Anita's killing should deepen resolve to fight terror: Clinton

Mourning the death of Anita, an Indian-American, Clinton said she knew her from her Senate days.

Washington: The killing of Anita Ashok Datar, the lone American citizen who died in the terrorist attack in Mali, should deepen America's resolve to lead the world to meet the threat posed by radical jihadism, former Secretary of State Hillary Clinton said on Sunday.

Mourning the death of Anita, an Indian-American, Clinton said she knew her from her Senate days.

Anita, 41, died in the Mali hotel siege on Friday. She's the only American known to have died in the attack. A former Peace Corp worker in Senegal, Datar was in Mali on an international development project.

The casualty hit home for Clinton, the 2016 Democratic presidential front-runner and senator from New York for eight years.

"I knew Anita as the loving mother of a wonderful seven- year old boy and the former partner of David Garten, one of my senior policy advisors in the Senate," Clinton said in a statement.

"My prayers are with the Datar and Garten families, especially Anita and David's son. My heart breaks thinking of the burden he will now bear on his small shoulders and the courage he will have to show in the days ahead."

"As I said this week, America must wage and win an immediate battle against ISIS, al Qaeda, and other terrorist networks, as well as a generational struggle against radical jihadism," CNN quoted a statement from Clinton as saying.
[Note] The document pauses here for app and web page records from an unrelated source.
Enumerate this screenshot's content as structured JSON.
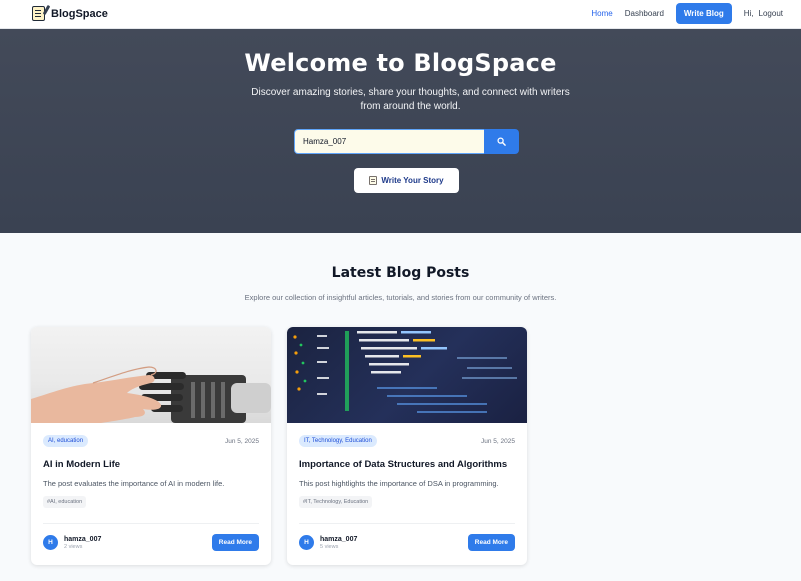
{
  "navbar": {
    "brand": "BlogSpace",
    "links": {
      "home": "Home",
      "dashboard": "Dashboard",
      "write_blog": "Write Blog",
      "greeting": "Hi,",
      "logout": "Logout"
    }
  },
  "hero": {
    "title": "Welcome to BlogSpace",
    "subtitle": "Discover amazing stories, share your thoughts, and connect with writers from around the world.",
    "search": {
      "value": "Hamza_007",
      "placeholder": ""
    },
    "cta_label": "Write Your Story"
  },
  "section": {
    "title": "Latest Blog Posts",
    "subtitle": "Explore our collection of insightful articles, tutorials, and stories from our community of writers."
  },
  "posts": [
    {
      "category": "AI, education",
      "date": "Jun 5, 2025",
      "title": "AI in Modern Life",
      "description": "The post evaluates the importance of AI in modern life.",
      "tags": "#AI, education",
      "author_initial": "H",
      "author": "hamza_007",
      "views": "2 views",
      "read_more": "Read More"
    },
    {
      "category": "IT, Technology, Education",
      "date": "Jun 5, 2025",
      "title": "Importance of Data Structures and Algorithms",
      "description": "This post hightlights the importance of DSA in programming.",
      "tags": "#IT, Technology, Education",
      "author_initial": "H",
      "author": "hamza_007",
      "views": "5 views",
      "read_more": "Read More"
    }
  ],
  "colors": {
    "accent": "#2f7bea",
    "hero_bg": "#3f4656",
    "search_bg": "#fdfbea"
  }
}
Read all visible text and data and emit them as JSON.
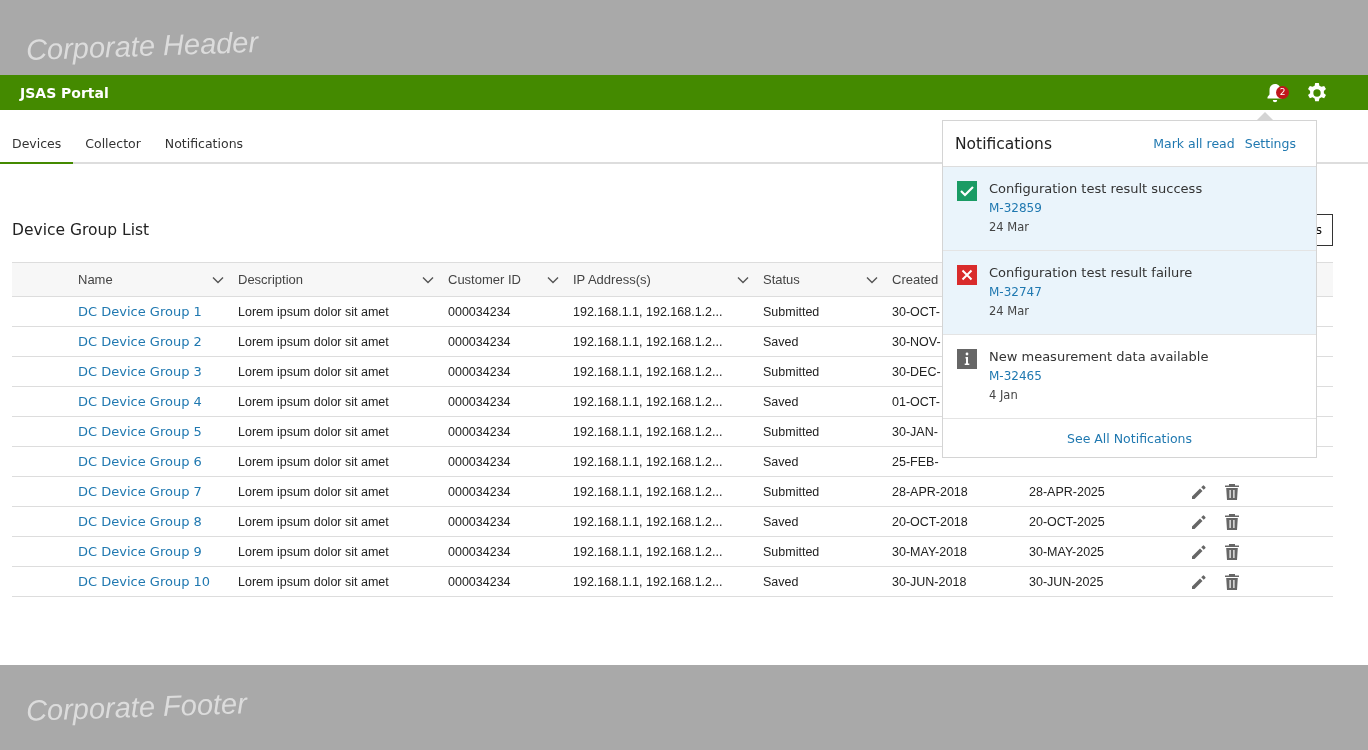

"We face a choice between fear and resolve. Anita's murder should deepen our resolve. American must lead the world to meet this threat," she said.

US Secretary of State John Kerry had mourned Anita's death last week.

"We mourn American Anita Datar and all those lost in Mali Attacks," Kerry had said on Friday.

"We extend condolences to family & friends and stand with the Malian people," he said.

Anita is among the at least 19 victims of terrorist attackers at the Radisson Blu Hotel in Bamako, Mali. More than 100 people were taken hostage. The rampage came a week after at least 130 people were killed in Paris by terrorists.

By continuing to use the site, you agree to the use of cookies. You can find out more by clicking this link